The North Shore is getting a new public charter school, following a vote from the state Board of Elementary and Secondary Education this week.
The board gave final approval on a 6-4 vote for Pioneer Charter School of Science, which is based in Everett, to open a new school in Saugus that will serve students in grades 7-12 from Peabody, Lynn, Salem, Danvers and Saugus.
The curriculum will be focused on math and science and enroll a maximum of 360 students. PCSS plans to accept only 180 applications for grades 7-9, however, for when the charter opens in September.
Higher grades will be accepted later and school officials expect to reach full capacity by 2016.
“We want to thank the department, the commissioner and the board for their faith in our ability to bring our successful model to more families in communities north of Boston,” said PCSS Executive Director Barish Icin.
“We are looking forward to developing a collegial relationship with our host districts to improve educational opportunities for all public school children in those communities,” said Icin.
Icin told the Salem News that Peabody and Danvers were target communities because they don't have a charter school and even though Salem does have one, it could use another high quality charter.
He also said a possible location in Peabody was considered in the event locating the school in Saugus doesn't pan out.
PCSS II now embarks on an "aggressive recruitment drive" for students, according to school officials, which will include mailings to families in each community, advertising in local newspapers and providing information in public locations. Enrollment forms are also available on the school’s website.
A public lottery for seats will then be held March 14. As a public charter school, admission is open to all children and is by random lottery; however, the state doesn't require charters to provide the same level of services in some areas, such as special education, as traditional public schools.

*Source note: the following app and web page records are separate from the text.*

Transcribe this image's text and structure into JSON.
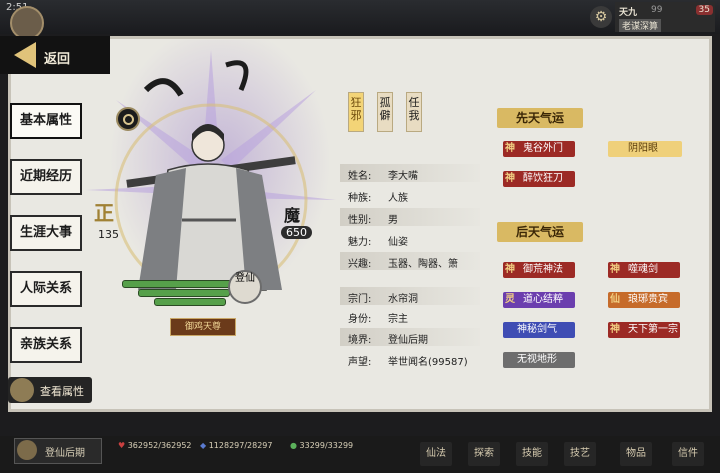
{
  "topbar": {
    "clock": "2:51",
    "player_short": "天九",
    "value": "99",
    "sub": "老谋深算",
    "badge": "35"
  },
  "back_label": "返回",
  "nav": [
    "基本属性",
    "近期经历",
    "生涯大事",
    "人际关系",
    "亲族关系"
  ],
  "view_attr_label": "查看属性",
  "character": {
    "zheng_value": "135",
    "mo_label": "魔",
    "mo_value": "650",
    "seal_text": "登仙",
    "title_plate": "御鸡天尊"
  },
  "tags": [
    "狂邪",
    "孤僻",
    "任我"
  ],
  "info": [
    {
      "k": "姓名:",
      "v": "李大嘴"
    },
    {
      "k": "种族:",
      "v": "人族"
    },
    {
      "k": "性别:",
      "v": "男"
    },
    {
      "k": "魅力:",
      "v": "仙姿"
    },
    {
      "k": "兴趣:",
      "v": "玉器、陶器、箫"
    },
    {
      "k": "宗门:",
      "v": "水帘洞"
    },
    {
      "k": "身份:",
      "v": "宗主"
    },
    {
      "k": "境界:",
      "v": "登仙后期"
    },
    {
      "k": "声望:",
      "v": "举世闻名(99587)"
    }
  ],
  "innate_title": "先天气运",
  "innate": [
    {
      "label": "鬼谷外门",
      "shen": "神"
    },
    {
      "label": "阴阳眼",
      "shen": ""
    },
    {
      "label": "醉饮狂刀",
      "shen": "神"
    }
  ],
  "acquired_title": "后天气运",
  "acquired": [
    {
      "label": "御荒神法",
      "shen": "神"
    },
    {
      "label": "噬魂剑",
      "shen": "神"
    },
    {
      "label": "道心结粹",
      "shen": "灵"
    },
    {
      "label": "琅琊贵宾",
      "shen": "仙"
    },
    {
      "label": "神秘剑气",
      "shen": ""
    },
    {
      "label": "天下第一宗",
      "shen": "神"
    },
    {
      "label": "无视地形",
      "shen": ""
    }
  ],
  "bottom": {
    "realm": "登仙后期",
    "hp": "362952/362952",
    "mp": "1128297/28297",
    "sp": "33299/33299"
  },
  "menu": [
    "仙法",
    "探索",
    "技能",
    "技艺",
    "物品",
    "信件"
  ]
}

That's one of several points of criticism local school officials and teachers take with charter schools. The most contentious is often the funding formula.

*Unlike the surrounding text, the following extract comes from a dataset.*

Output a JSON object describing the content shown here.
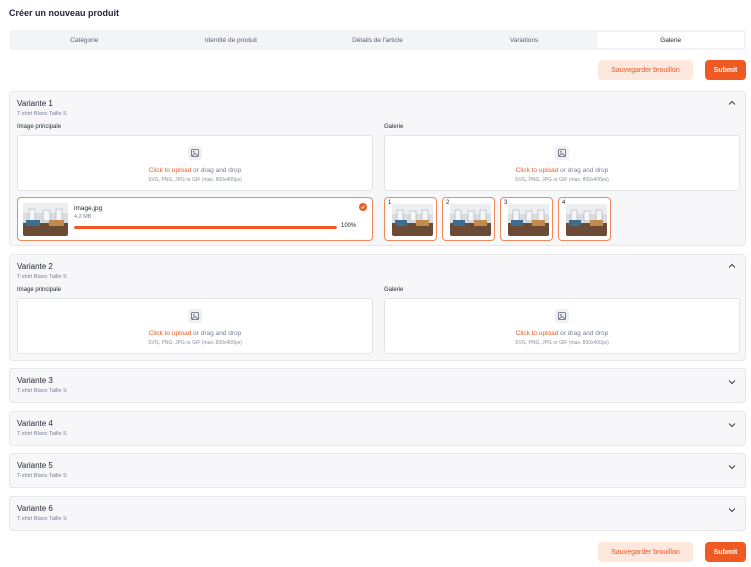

Under the current formula, the state will reimburse each local district 100 percent of any education funds that follow students who transfer to the charter school. Over the next five years, that rate falls to just 25 percent.
PCSS argues that districts are actually receiving "double their money back" over those six years, as the funds continue even after the students have transferred.

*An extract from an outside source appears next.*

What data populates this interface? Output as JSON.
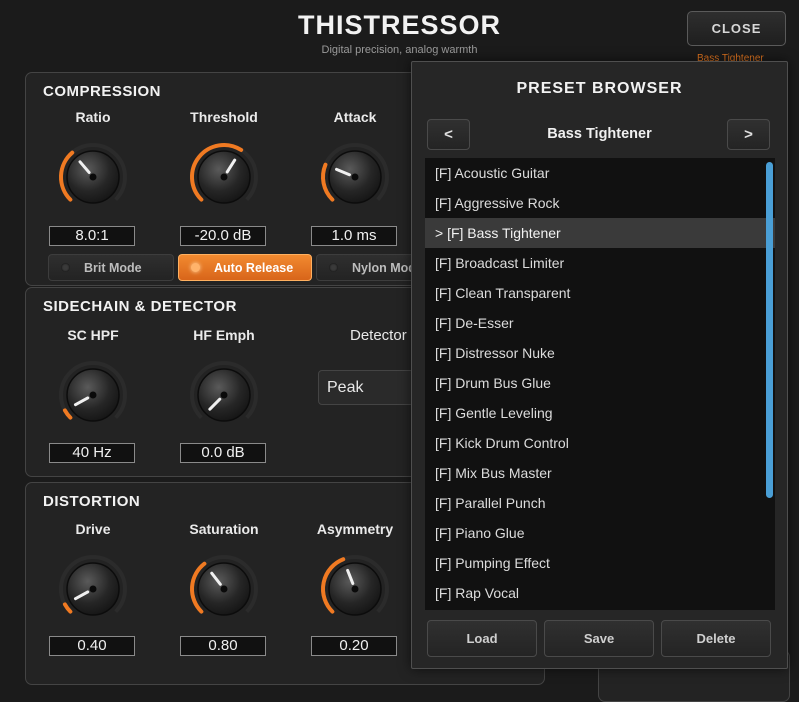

PCSS I opened in Everett in 2007 and graduated its first class (34 students) last summer. Critics of the charter school proposal pointed to that number, in fact, because the school started out with nearly double the students.
The school, meanwhile, points to high MCAS scores and grads going on to attend top colleges, such as Columbia, Brandeis and Boston College.
Another point of contention from teacher unions was whether the Turkish-run school was in fact linked to Islamic cleric Fethullah Gulen, who is an exile from Turkey living in the United States.
School officials continue to deny there is any connection between PCSS and a nationwide effort to allegedly open Turkish-run charters as a way to graduate thousands of nationalist sympathizers.
PCSS was one of several schools recommended for approval this year by Education Commissioner Mitchell Chester.
"We have many outstanding charter schools in Massachusetts, and I support the continued establishment and growth of quality charter schools that set high expectations, demonstrate results, and prepare all students for success in college, career and life," said Chester.
"I believe the five new charter schools that I am recommending are well positioned to become academically successful and viable organizations that will close proficiency gaps and equip students with the knowledge and skills they need to succeed," he said.